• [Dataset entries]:
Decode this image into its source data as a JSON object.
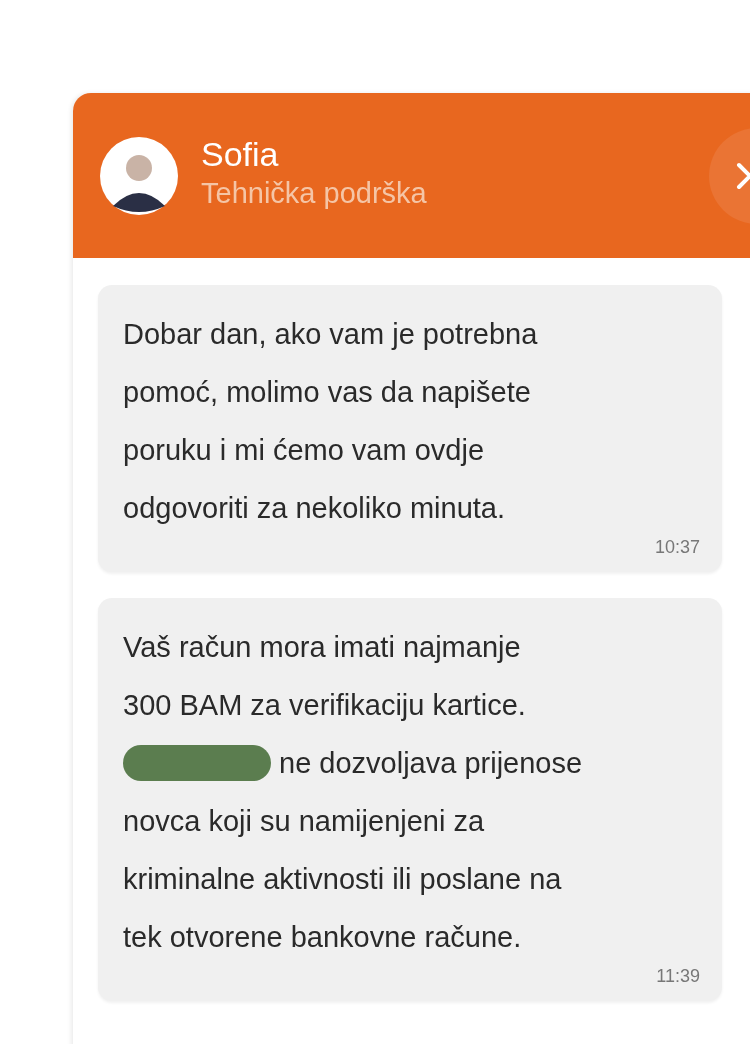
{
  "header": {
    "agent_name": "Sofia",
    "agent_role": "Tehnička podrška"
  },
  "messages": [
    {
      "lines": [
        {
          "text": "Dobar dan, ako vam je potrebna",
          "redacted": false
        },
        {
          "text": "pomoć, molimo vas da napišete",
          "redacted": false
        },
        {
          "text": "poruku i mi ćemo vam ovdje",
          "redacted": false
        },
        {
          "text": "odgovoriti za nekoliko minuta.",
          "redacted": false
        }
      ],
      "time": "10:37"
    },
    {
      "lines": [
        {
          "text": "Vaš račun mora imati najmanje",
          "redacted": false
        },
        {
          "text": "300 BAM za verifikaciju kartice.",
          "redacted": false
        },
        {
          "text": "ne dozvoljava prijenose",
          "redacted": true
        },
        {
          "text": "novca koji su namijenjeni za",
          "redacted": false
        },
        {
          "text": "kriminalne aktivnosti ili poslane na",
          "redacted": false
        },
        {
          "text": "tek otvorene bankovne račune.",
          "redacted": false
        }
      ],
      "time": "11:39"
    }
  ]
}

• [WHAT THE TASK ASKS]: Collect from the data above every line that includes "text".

• [FINAL ANSWER]:
          "text": "Dobar dan, ako vam je potrebna",
          "text": "pomoć, molimo vas da napišete",
          "text": "poruku i mi ćemo vam ovdje",
          "text": "odgovoriti za nekoliko minuta.",
          "text": "Vaš račun mora imati najmanje",
          "text": "300 BAM za verifikaciju kartice.",
          "text": "ne dozvoljava prijenose",
          "text": "novca koji su namijenjeni za",
          "text": "kriminalne aktivnosti ili poslane na",
          "text": "tek otvorene bankovne račune.",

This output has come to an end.